▶ Exercise directions: Go over the data and copy out each line with "value" in it.

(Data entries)
Start of Block

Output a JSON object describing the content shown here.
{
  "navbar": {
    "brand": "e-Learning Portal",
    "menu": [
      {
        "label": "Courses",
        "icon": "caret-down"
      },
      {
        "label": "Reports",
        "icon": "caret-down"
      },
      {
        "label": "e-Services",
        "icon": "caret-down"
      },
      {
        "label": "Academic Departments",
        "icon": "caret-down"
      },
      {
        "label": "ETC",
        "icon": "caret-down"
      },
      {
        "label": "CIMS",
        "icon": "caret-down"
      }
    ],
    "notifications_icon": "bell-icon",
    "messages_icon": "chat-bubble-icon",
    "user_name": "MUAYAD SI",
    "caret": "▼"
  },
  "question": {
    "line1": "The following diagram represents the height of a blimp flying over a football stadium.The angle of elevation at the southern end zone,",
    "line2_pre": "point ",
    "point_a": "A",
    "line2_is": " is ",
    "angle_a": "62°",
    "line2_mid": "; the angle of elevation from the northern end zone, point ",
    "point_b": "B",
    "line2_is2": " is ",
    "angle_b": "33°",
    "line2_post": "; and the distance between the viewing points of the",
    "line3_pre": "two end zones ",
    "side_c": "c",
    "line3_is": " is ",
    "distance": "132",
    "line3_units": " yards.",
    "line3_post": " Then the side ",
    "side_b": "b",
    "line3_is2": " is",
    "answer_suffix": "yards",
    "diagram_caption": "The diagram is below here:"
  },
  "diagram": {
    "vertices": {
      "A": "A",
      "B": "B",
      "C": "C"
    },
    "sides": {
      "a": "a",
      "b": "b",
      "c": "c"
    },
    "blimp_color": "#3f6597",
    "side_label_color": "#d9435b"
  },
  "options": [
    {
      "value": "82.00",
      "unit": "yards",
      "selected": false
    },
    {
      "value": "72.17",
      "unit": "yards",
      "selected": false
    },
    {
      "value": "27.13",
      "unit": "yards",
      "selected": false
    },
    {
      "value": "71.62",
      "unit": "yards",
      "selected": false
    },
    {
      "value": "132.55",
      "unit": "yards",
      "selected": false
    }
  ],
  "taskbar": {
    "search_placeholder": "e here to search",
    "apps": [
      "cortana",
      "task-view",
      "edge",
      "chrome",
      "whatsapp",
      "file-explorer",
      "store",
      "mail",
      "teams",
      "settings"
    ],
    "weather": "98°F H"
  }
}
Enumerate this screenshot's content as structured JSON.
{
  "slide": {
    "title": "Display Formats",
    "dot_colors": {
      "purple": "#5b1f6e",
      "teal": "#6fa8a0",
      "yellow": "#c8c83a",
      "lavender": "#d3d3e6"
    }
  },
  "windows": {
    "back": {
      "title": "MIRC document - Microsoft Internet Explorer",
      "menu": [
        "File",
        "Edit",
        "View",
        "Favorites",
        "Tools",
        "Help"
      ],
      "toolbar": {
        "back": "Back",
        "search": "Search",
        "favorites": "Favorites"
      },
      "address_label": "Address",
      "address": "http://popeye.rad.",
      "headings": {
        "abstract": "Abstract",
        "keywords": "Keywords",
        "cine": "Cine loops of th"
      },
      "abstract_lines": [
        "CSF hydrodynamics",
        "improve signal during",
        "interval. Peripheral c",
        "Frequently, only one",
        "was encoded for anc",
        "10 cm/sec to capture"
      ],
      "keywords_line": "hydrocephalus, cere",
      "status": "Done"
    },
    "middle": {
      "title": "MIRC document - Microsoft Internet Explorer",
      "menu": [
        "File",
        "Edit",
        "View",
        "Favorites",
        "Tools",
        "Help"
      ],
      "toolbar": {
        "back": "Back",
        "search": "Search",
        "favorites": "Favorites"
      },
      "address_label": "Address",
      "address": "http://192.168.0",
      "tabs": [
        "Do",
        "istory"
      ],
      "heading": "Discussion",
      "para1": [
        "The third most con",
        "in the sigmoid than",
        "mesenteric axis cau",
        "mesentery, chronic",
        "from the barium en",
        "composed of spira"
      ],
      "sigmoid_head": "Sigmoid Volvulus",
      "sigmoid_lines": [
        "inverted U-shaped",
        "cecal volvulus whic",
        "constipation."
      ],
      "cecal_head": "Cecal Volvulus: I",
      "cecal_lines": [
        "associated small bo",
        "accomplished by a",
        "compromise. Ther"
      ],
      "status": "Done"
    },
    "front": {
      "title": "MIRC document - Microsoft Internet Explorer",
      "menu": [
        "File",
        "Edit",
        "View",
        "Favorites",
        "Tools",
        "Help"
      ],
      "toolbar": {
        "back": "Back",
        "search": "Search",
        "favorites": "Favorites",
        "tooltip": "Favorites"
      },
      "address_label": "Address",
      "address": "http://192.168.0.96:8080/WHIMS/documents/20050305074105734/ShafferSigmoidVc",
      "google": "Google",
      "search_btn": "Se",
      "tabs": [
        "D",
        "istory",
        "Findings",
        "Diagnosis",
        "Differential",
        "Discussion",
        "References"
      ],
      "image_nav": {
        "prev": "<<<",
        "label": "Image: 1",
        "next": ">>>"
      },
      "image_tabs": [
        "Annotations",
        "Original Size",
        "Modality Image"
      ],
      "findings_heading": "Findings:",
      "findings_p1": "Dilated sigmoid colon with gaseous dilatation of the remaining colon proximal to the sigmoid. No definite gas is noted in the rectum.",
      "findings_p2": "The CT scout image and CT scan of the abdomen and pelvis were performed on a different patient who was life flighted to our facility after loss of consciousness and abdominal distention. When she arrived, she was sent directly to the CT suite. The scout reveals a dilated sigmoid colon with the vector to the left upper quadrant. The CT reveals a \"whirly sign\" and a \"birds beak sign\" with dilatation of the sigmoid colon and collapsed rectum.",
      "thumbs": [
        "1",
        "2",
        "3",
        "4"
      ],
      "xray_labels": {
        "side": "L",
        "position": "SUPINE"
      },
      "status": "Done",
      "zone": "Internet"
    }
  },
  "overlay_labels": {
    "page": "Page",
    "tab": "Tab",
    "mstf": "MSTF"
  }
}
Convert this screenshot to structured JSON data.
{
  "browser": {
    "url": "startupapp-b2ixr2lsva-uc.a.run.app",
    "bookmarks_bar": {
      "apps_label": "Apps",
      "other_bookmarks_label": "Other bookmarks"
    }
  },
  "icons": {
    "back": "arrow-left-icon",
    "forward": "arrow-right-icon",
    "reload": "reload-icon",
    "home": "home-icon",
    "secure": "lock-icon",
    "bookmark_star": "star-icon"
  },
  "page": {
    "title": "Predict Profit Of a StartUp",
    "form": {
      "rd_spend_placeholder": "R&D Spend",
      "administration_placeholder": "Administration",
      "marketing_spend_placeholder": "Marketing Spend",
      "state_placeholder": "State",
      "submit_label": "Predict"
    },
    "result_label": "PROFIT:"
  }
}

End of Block

▶ Answer section:
      "value": "82.00",
      "value": "72.17",
      "value": "27.13",
      "value": "71.62",
      "value": "132.55",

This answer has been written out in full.